(AVAILABLE DATA begins)
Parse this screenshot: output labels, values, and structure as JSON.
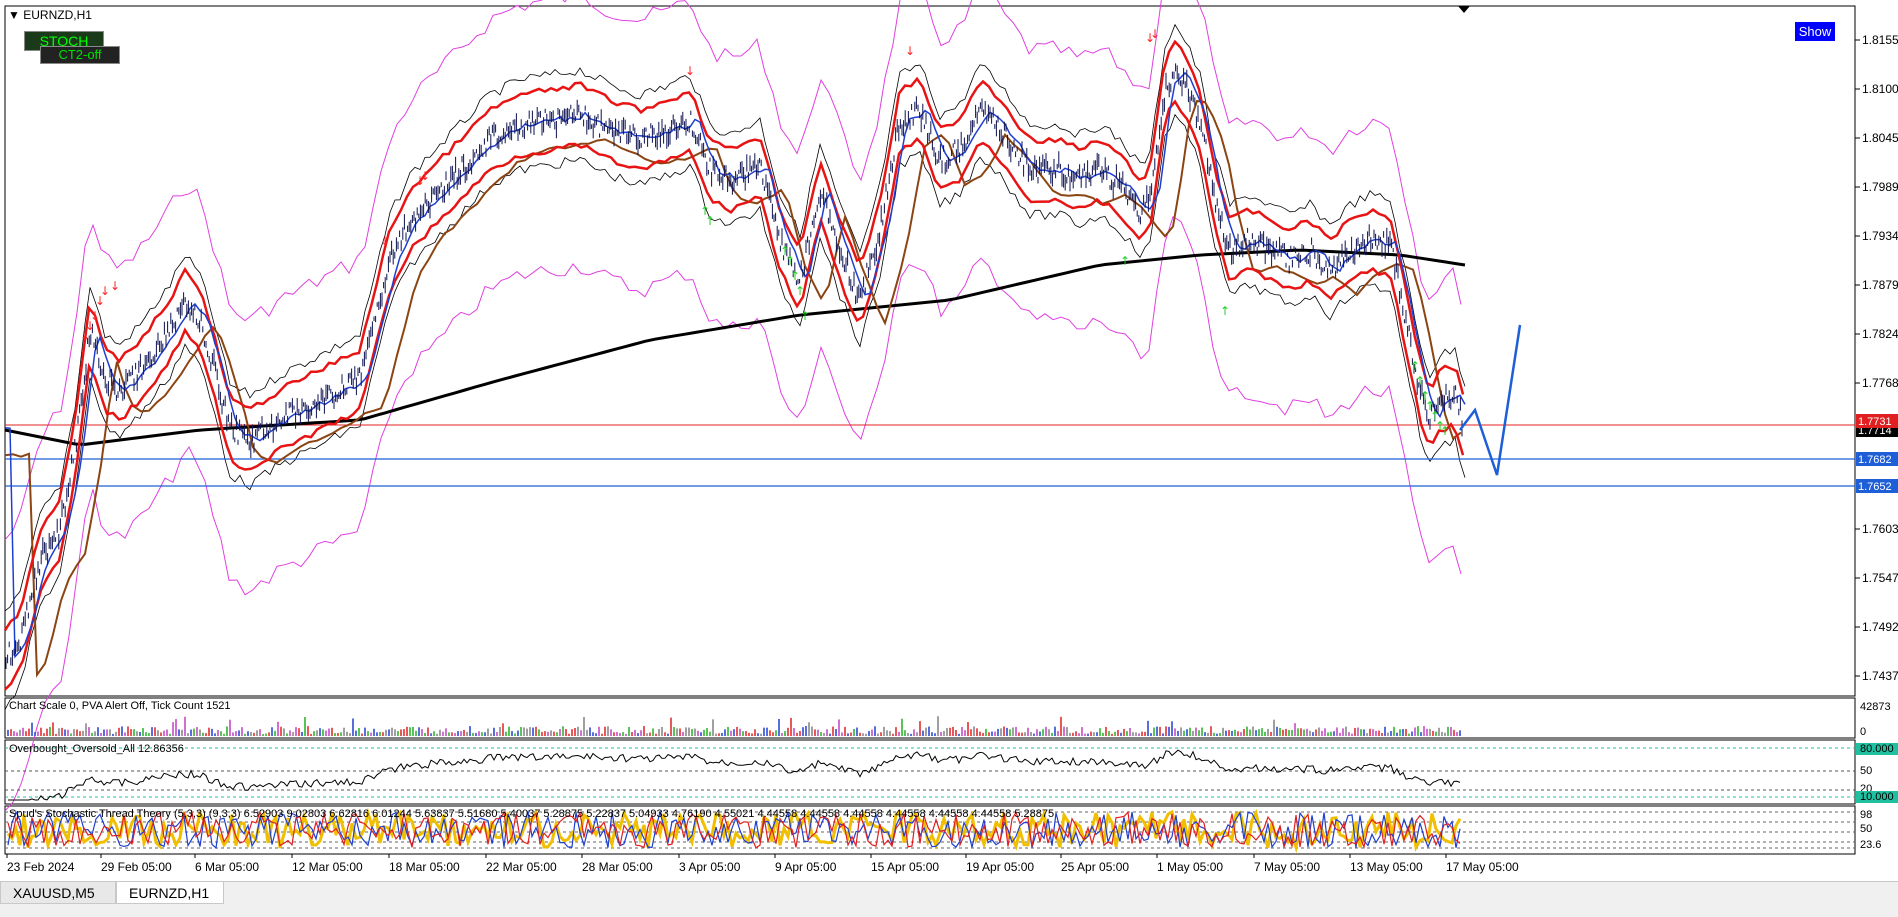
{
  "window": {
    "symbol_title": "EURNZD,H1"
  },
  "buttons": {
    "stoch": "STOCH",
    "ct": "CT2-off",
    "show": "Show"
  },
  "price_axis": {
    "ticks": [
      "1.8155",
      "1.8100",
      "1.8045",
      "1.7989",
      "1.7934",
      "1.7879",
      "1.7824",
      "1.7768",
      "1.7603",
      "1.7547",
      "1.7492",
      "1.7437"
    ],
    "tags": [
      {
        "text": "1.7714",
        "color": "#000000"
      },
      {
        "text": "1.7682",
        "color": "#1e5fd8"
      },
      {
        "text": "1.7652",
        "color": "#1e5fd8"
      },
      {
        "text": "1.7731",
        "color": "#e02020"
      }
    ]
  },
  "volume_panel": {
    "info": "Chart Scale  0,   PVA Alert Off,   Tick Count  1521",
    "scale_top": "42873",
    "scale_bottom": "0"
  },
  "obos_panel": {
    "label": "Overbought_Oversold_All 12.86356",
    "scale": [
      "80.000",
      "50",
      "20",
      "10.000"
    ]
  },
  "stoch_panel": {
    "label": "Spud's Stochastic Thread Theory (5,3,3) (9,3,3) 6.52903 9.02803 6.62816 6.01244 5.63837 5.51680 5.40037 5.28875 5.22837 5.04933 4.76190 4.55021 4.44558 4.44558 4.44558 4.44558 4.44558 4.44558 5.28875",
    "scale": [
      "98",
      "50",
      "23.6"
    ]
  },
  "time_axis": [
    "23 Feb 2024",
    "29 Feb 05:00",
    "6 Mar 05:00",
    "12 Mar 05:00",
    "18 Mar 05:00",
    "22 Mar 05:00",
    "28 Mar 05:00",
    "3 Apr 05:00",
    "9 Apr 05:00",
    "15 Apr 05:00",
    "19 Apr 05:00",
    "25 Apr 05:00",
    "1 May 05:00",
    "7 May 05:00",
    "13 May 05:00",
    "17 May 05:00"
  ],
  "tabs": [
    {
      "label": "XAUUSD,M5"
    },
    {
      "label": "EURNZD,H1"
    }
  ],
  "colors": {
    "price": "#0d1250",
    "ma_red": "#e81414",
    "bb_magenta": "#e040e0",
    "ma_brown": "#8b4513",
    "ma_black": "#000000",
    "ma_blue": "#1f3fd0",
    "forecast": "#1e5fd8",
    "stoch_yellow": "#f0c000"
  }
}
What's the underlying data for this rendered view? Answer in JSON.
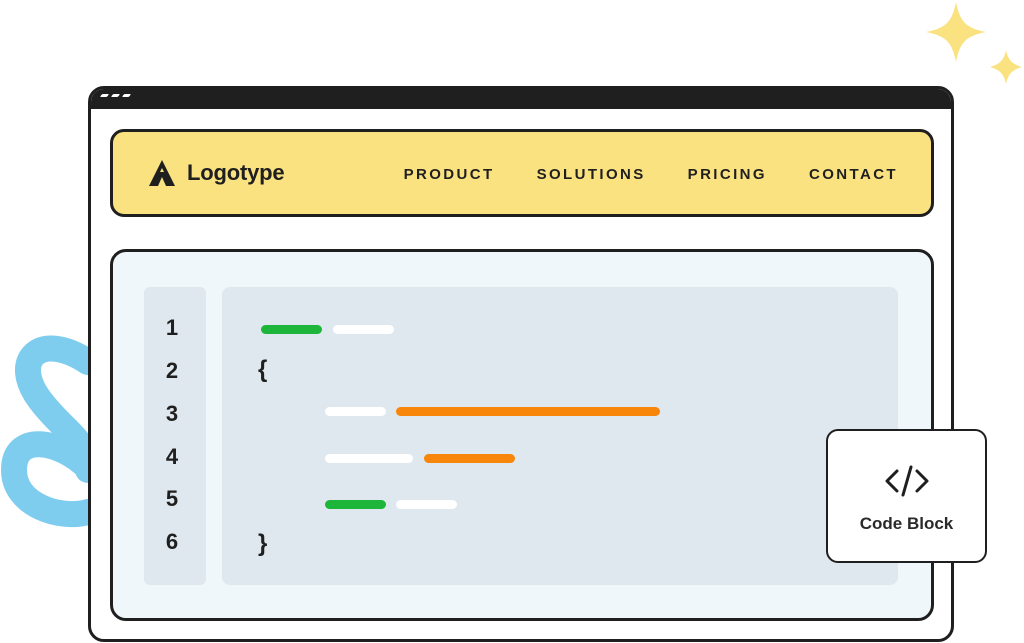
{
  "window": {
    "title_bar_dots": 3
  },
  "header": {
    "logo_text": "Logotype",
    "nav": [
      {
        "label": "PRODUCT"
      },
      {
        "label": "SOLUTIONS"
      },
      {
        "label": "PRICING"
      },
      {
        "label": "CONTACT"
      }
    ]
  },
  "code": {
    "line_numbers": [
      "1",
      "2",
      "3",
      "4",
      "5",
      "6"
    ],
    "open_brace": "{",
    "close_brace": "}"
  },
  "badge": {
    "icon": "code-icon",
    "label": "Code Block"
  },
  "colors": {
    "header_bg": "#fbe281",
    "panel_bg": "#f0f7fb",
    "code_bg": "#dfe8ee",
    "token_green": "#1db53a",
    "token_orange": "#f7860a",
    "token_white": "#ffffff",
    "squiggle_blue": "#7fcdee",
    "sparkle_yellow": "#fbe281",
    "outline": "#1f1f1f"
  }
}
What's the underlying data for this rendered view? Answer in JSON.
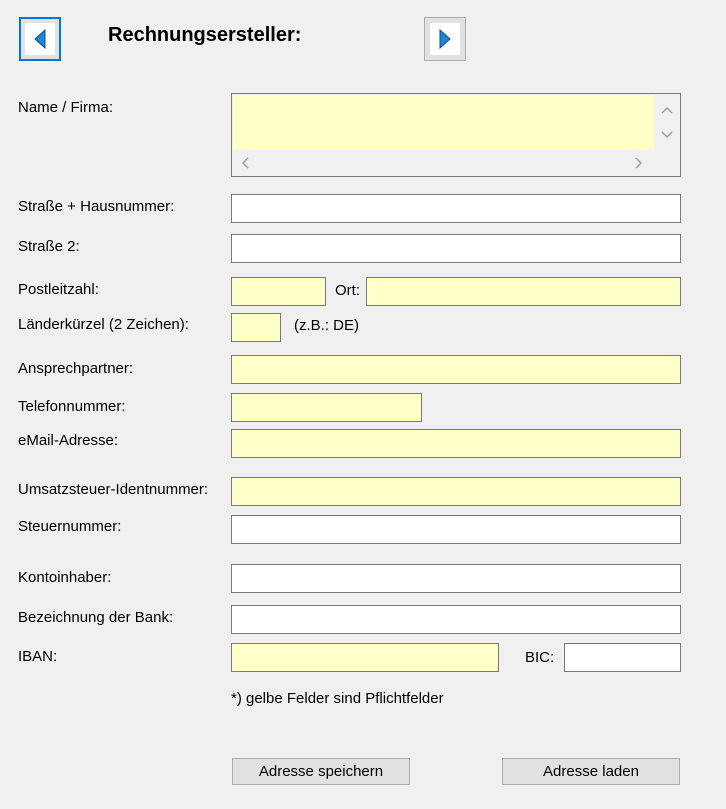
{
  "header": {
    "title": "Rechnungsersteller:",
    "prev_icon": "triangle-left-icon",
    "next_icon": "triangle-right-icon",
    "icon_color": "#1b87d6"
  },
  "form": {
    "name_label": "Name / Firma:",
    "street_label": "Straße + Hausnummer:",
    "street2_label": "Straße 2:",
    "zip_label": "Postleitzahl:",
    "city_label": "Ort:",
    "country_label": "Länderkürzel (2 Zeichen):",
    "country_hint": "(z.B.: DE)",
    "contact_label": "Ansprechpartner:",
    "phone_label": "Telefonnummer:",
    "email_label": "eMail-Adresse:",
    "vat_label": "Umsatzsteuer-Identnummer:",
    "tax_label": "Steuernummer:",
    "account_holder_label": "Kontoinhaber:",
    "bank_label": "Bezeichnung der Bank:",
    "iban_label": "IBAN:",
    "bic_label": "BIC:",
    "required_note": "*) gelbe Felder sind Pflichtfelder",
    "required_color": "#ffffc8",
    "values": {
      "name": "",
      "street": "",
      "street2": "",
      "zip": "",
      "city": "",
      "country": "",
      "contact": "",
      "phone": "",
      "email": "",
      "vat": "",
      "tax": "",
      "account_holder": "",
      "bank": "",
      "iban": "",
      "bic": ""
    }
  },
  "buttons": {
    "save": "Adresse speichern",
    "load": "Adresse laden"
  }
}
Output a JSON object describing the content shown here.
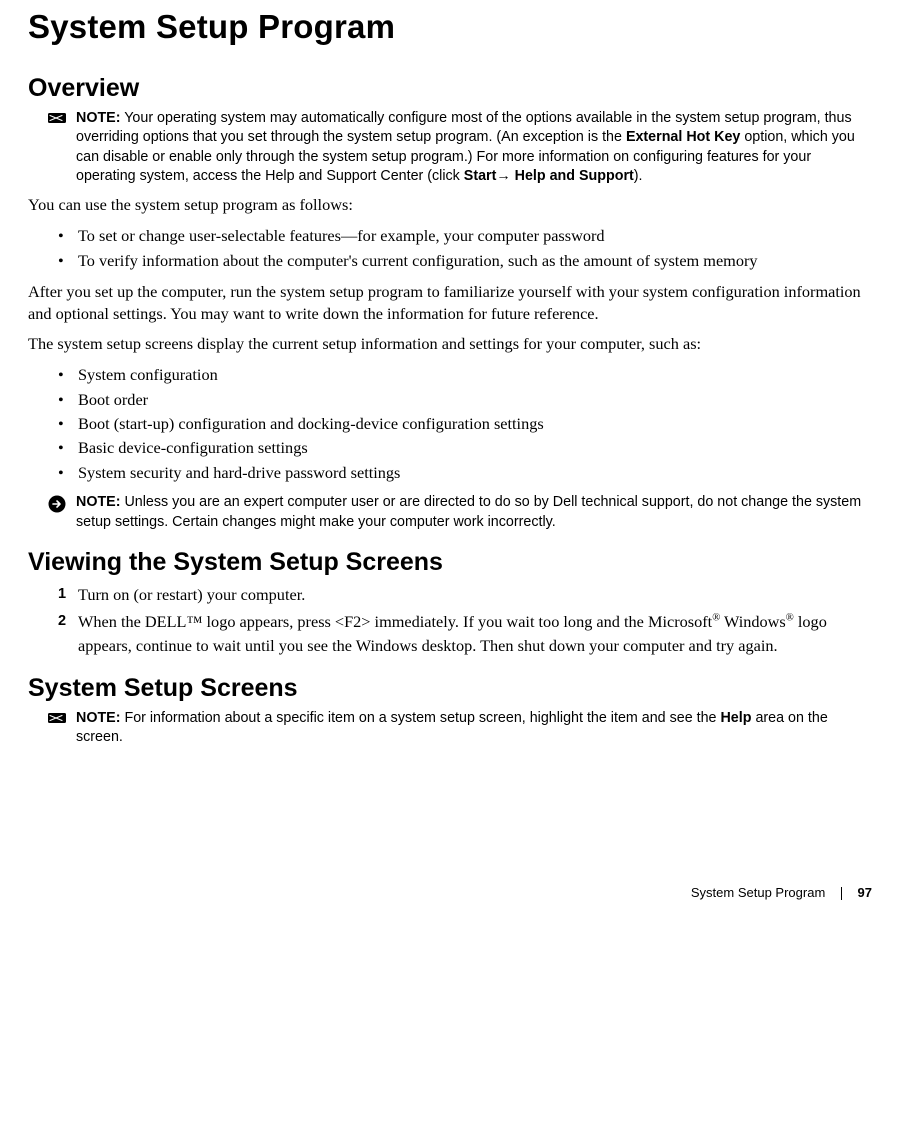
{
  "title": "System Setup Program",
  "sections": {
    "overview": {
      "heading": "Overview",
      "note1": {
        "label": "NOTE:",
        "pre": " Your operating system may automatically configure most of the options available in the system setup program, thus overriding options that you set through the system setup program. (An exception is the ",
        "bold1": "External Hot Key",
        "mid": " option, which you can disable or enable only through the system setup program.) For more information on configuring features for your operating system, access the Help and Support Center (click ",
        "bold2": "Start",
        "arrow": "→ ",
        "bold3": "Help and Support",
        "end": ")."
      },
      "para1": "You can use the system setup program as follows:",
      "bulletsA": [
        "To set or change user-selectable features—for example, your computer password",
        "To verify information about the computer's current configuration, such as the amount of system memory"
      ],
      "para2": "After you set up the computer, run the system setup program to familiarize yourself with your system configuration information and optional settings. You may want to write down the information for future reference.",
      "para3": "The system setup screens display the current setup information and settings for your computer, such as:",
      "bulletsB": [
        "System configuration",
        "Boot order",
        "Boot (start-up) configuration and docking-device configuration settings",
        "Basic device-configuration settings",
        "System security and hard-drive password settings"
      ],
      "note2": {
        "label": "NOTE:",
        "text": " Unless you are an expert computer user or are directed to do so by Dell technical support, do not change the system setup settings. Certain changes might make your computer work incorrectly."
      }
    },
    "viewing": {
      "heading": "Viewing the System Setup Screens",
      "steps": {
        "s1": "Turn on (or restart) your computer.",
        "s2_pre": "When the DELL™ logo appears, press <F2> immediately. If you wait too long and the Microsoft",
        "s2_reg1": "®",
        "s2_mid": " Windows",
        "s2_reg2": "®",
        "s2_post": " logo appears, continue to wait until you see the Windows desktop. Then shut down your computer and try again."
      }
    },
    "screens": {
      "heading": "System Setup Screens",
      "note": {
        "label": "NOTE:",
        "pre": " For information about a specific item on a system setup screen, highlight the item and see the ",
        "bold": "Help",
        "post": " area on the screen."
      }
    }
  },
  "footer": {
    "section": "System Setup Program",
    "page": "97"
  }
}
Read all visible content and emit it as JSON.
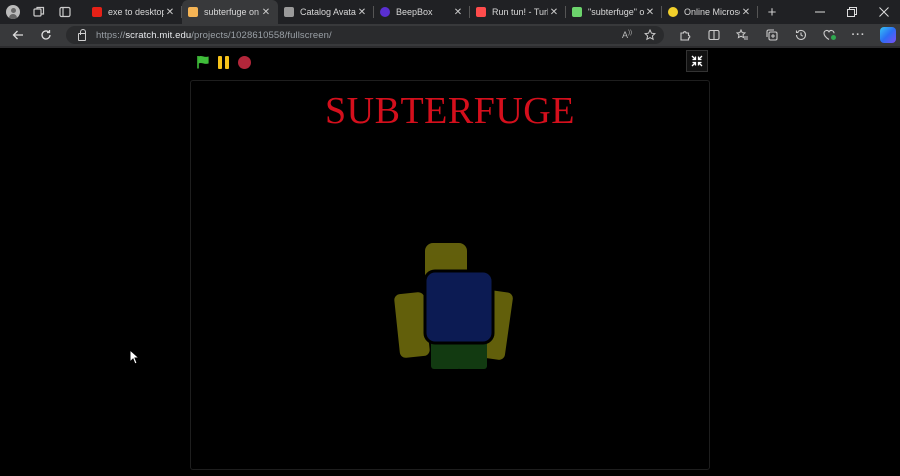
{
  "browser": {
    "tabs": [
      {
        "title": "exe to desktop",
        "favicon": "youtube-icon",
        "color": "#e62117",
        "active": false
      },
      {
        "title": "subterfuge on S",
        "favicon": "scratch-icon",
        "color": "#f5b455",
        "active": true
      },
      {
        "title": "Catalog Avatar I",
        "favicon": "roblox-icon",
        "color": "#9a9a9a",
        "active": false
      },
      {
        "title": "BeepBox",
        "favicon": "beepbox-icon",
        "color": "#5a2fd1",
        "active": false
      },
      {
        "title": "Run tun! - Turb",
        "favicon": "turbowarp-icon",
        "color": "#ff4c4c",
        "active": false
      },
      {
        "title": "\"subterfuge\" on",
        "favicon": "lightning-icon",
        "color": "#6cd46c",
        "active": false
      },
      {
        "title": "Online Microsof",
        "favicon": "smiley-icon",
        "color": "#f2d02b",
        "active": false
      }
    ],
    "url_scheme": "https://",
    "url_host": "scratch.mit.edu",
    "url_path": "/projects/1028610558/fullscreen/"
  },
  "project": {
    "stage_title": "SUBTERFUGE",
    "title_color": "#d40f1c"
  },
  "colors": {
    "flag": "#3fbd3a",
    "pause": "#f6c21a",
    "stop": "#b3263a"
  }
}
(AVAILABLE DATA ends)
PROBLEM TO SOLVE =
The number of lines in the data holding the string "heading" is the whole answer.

THE ANSWER =
3